US8442645 *Mar 24, 2011May 14, 2013Boston Scientific Scimed, Inc.Device and method for treatment of gastroesophageal reflux disease
US8663211Jul 30, 2012Mar 4, 2014Boston Scientific Scimed, Inc.Cryogenic balloon ablation instruments and systems
US8666496Feb 17, 2013Mar 4, 2014ElectroCore, LLCMethods and apparatus for electrical treatment using balloon and electrode
US8682449Aug 27, 2009Mar 25, 2014ElectroCore, LLCMethods and apparatus for transcranial stimulation
US20110172748 *Mar 24, 2011Jul 14, 2011Zelickson Brian DDevice and Method for Treatment of Gastroesophageal Reflux Disease
Classifications
U.S. Classification607/101, 607/116, 606/28, 607/133

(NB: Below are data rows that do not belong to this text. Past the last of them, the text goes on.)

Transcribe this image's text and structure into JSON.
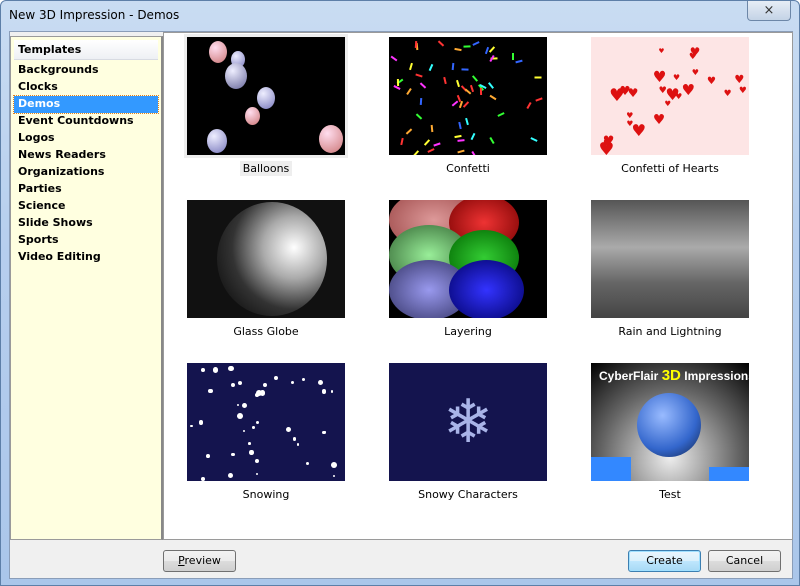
{
  "window": {
    "title": "New 3D Impression - Demos",
    "close_icon": "×"
  },
  "sidebar": {
    "header": "Templates",
    "selected": "Demos",
    "items": [
      {
        "label": "Backgrounds"
      },
      {
        "label": "Clocks"
      },
      {
        "label": "Demos"
      },
      {
        "label": "Event Countdowns"
      },
      {
        "label": "Logos"
      },
      {
        "label": "News Readers"
      },
      {
        "label": "Organizations"
      },
      {
        "label": "Parties"
      },
      {
        "label": "Science"
      },
      {
        "label": "Slide Shows"
      },
      {
        "label": "Sports"
      },
      {
        "label": "Video Editing"
      }
    ]
  },
  "templates": [
    {
      "label": "Balloons"
    },
    {
      "label": "Confetti"
    },
    {
      "label": "Confetti of Hearts"
    },
    {
      "label": "Glass Globe"
    },
    {
      "label": "Layering"
    },
    {
      "label": "Rain and Lightning"
    },
    {
      "label": "Snowing"
    },
    {
      "label": "Snowy Characters"
    },
    {
      "label": "Test"
    }
  ],
  "test_thumb": {
    "brand": "CyberFlair",
    "brand_3d": "3D",
    "brand_suffix": "Impressions"
  },
  "buttons": {
    "preview_key": "P",
    "preview_rest": "review",
    "create": "Create",
    "cancel": "Cancel"
  }
}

International ClassificationA61B18/18, A61B18/14, A61B18/00, A61B18/08
Cooperative ClassificationA61B1/018, A61B18/1815, A61B18/08, A61B18/20, A61B2018/00011, A61B18/1492, A61B2018/00553, A61B2018/00214, A61B1/00082
European ClassificationA61B18/14V, A61B18/08
Legal Events
DateCodeEventDescription
Oct 9, 2013FPAYFee payment
Year of fee payment: 8
Feb 12, 2010ASAssignment
Owner name: BOSTON SCIENTIFIC SCIMED, INC.,MINNESOTA
Free format text: CHANGE OF NAME;ASSIGNOR:SCIMED LIFE SYSTEMS, INC.;US-ASSIGNMENT DATABASE UPDATED:20100218;REEL/FRAME:23950/262
Effective date: 20041222
Free format text: CHANGE OF NAME;ASSIGNOR:SCIMED LIFE SYSTEMS, INC.;REEL/FRAME:023950/0262
Sep 28, 2009FPAYFee payment
Year of fee payment: 4
Jun 28, 2004ASAssignment
Owner name: BOSTON SCIENTIFIC CORPORATION, MASSACHUSETTS
Free format text: ASSIGNMENT OF ASSIGNORS INTEREST;ASSIGNORS:ZELICKSON, BRIAN;GANZ, ROBERT;REEL/FRAME:015503/0060
Effective date: 20031207
Owner name: SCIMED LIFE SYSTEMS, INC., MINNESOTA
Free format text: ASSIGNMENT OF ASSIGNORS INTEREST;ASSIGNOR:BOSTON SCIENTIFIC CORPORATION;REEL/FRAME:015503/0734
Effective date: 20040621